Strings and Picks
D’Addario (gauged .010–.046), V-Pick (Large Pointed)
Miscellaneous
Planet Waves cables, Radial Tonebone JX-2 Pro Switchbone AB-Y switcher, Boss TU-2 tuner pedal


Along with Widespread Panic drummer Todd Nance (right ), Herring holds down the groove
with his army of Fuchs amps. Photo by Colin Vereen


Producer John Keane on Getting Herring's
Tones on Dirty Side Down

John Keane is the unofficial seventh member of Widespread Panic. Since meeting the band in the mid ’80s, he has gone on to engineer and produce five of their studio albums, in addition to joining them on tour to play guitar and pedal steel. He has also worked with such marquee artists as REM and the Indigo Girls, and with each project his reputation and sonic touch become more impactful.
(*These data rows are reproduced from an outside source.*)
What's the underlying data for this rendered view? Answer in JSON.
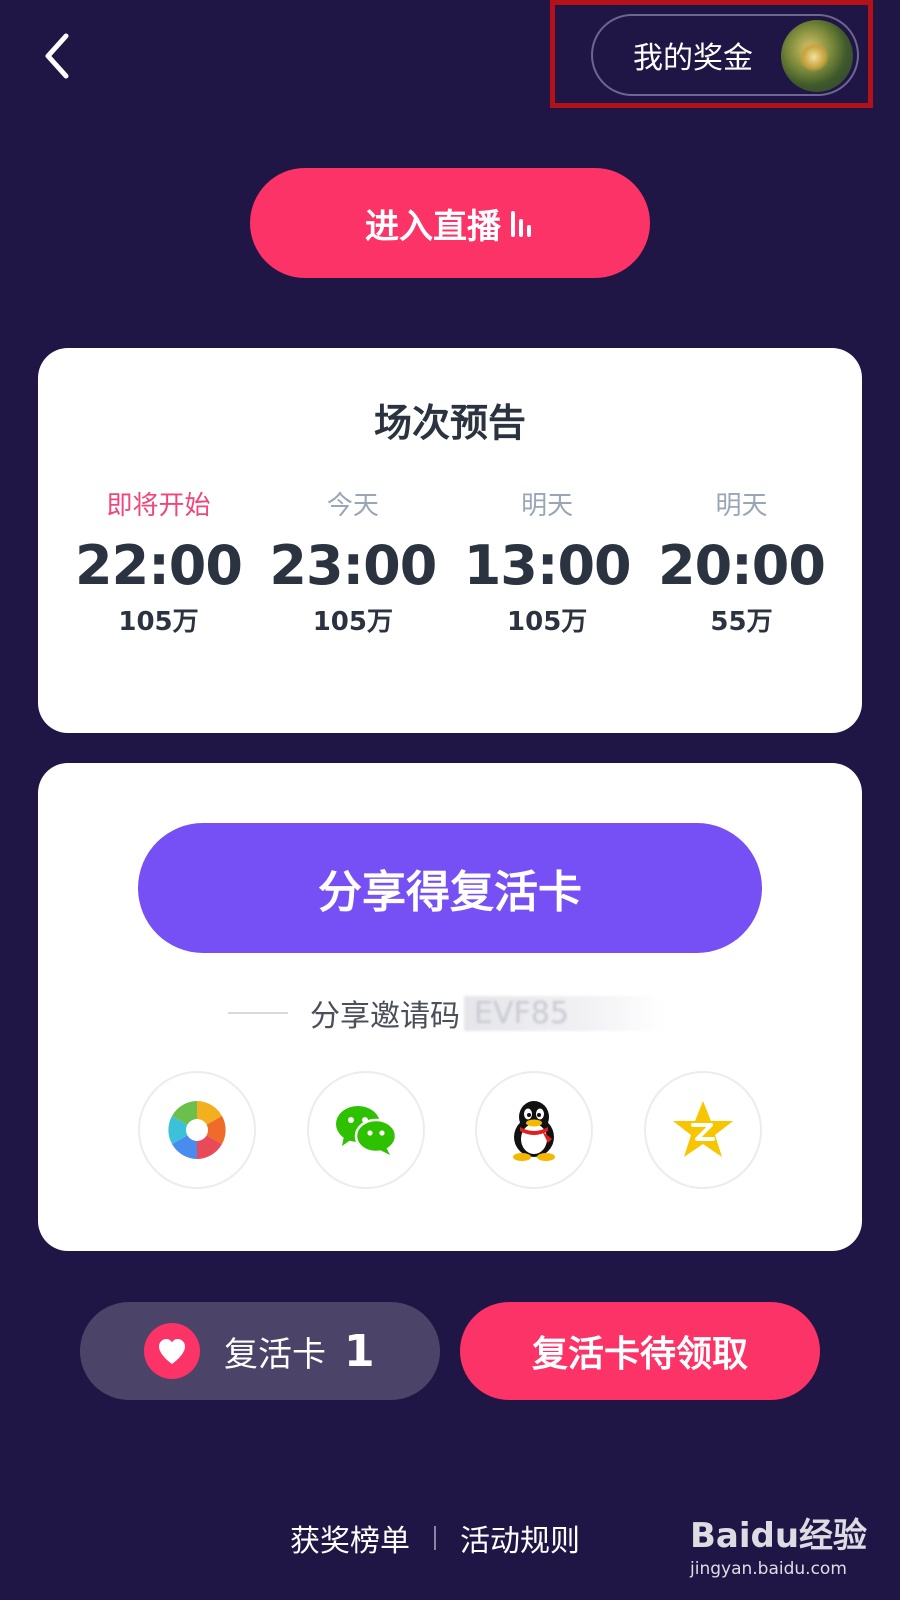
{
  "header": {
    "my_prize_label": "我的奖金"
  },
  "live": {
    "enter_label": "进入直播"
  },
  "schedule": {
    "title": "场次预告",
    "sessions": [
      {
        "day": "即将开始",
        "time": "22:00",
        "amount": "105万",
        "active": true
      },
      {
        "day": "今天",
        "time": "23:00",
        "amount": "105万",
        "active": false
      },
      {
        "day": "明天",
        "time": "13:00",
        "amount": "105万",
        "active": false
      },
      {
        "day": "明天",
        "time": "20:00",
        "amount": "55万",
        "active": false
      }
    ]
  },
  "share": {
    "button_label": "分享得复活卡",
    "invite_label": "分享邀请码",
    "invite_code": "EVF85",
    "targets": [
      "moments-icon",
      "wechat-icon",
      "qq-icon",
      "qzone-icon"
    ]
  },
  "revive": {
    "label": "复活卡",
    "count": "1",
    "claim_label": "复活卡待领取"
  },
  "footer": {
    "leaderboard_label": "获奖榜单",
    "rules_label": "活动规则"
  },
  "watermark": {
    "brand": "Baidu经验",
    "url": "jingyan.baidu.com"
  },
  "colors": {
    "background": "#1f1645",
    "accent_pink": "#fc3366",
    "accent_purple": "#7650f5",
    "highlight_red": "#b3121a"
  }
}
Keane describes how knowing a band like Widespread Panic for so long, really helps in the studio. “I have established a rapport with them—there is a certain amount of trust there. They are familiar with my methods, and I am familiar with theirs. It makes it a lot easier to get things rolling quickly in the studio.” And the proof is in the pudding: On Dirty Side Down, Keane pulled some of the best tones and performances out of the band since their Space Wrangler debut.

Keane recorded all the guitars through a DI and mic’d the amps. “I use these Demeter direct boxes that have tubes in them so they don’t load down the guitar pickup. I usually go straight from the guitar into one of those and record that to a track in Pro Tools,” Keane says. “I record the direct signal, and I usually don’t listen to it—I just want to make sure it’s clean. Later on in the mixing stage, if I think the amp is too dirty or too clean and I want to use a different sound, I will take the direct guitar signal and feed it into another amp and re-record it onto another track.”

While on tour with Panic, Keane let Herring try out his favorite guitar—a Tele that Herring latched onto and used for most of the Dirty Side Down sessions. “It’s a guitar that I traded some studio time for about 15 or 20 years ago. It’s an inexpensive Japanese Tele. When I first got it, I wasn’t sure I was going to be able to do anything with it. All the electronics in it were terrible.” After a few upgrades, it became a go-to axe. “I went ahead and pulled all the electronics out of it—all the pots and switches—and replaced them. I put a Seymour Duncan Quarter Pounder in the bridge and another Seymour Duncan pickup in the neck position. I put a 5-way switch in, which is what is recommended to get all the tonal possibilities out of the Quarter Pounder. It’s real fat and dark sounding, kinda like a P-90. But it also has a tap position that sounds more like a regular Tele pickup. After I did that to it and got it refretted, it became my favorite guitar.”